“I know! I was awful. There’s no excuse. I know you would never lay a finger on either of the boys. You’re a wonderful father. They cry for you every night, you know. It breaks my heart.” I dab at my eyes with a napkin as my voice breaks. It was the boys that had convinced me to come today, to grovel to my ex, to beg his forgiveness. I couldn’t stand it any longer, watching them suffer, wondering if their father had abandoned them. I never thought the judge would order him to stay away from the boys. I thought he’d at least get supervised visitation. All I wanted was to hurt him a little. Or a lot. The same way he’d hurt me. “I want you to be a part of their lives. I’m so sorry, for everything.”
He says nothing as he watches me take a long sip of my coffee. I feel it immediately. It all slipping away. I stand and try and get to the door, but my legs give way underneath me. I crumple to the floor, struggling to take a breath.
“I’m sorry too,” he says as he stands over me, watching.
Inspired by last week’s Story A Day prompt – Regret.
He was the first guy Lily’d looked at in a long time and thought, maybe. Sam took her hand as they meandered down the trail and silently took in the view – the tourists, the water, the imposing medieval castle looming ahead. They were going to spend the day sight-seeing in an unfamiliar city, her idea of the perfect date, something she’d revealed to him shortly after they met.
A woman approached them, glaring.
“What are you…?”
Sam cut the woman off in mid-sentence, taking her arm roughly and leading her away. They spoke in whispers, both gesturing widely. Georgia finally turned and left in tears, giving Lily a final death glare before departing.

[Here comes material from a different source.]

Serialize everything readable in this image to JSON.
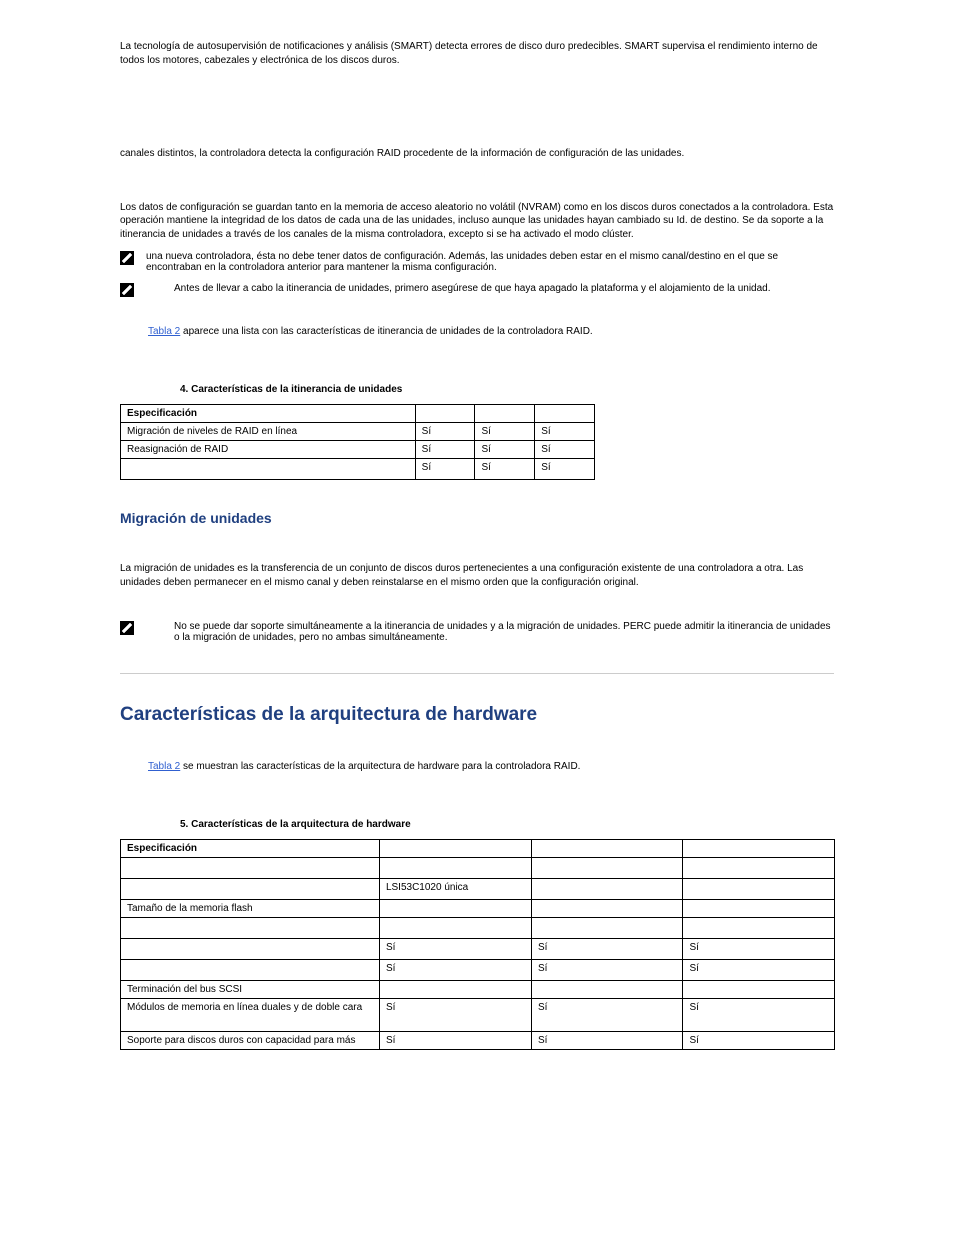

Sam looked sheepish when he returned to her. “Lily, I…”
“I’m so excited about touring the castle. The history behind it is so romantic…”
Sam looked confused, but Lily kept babbling on and on, afraid for him to speak. She wanted to hold on to maybe a little while longer.
For Flash Fiction for Aspiring Writers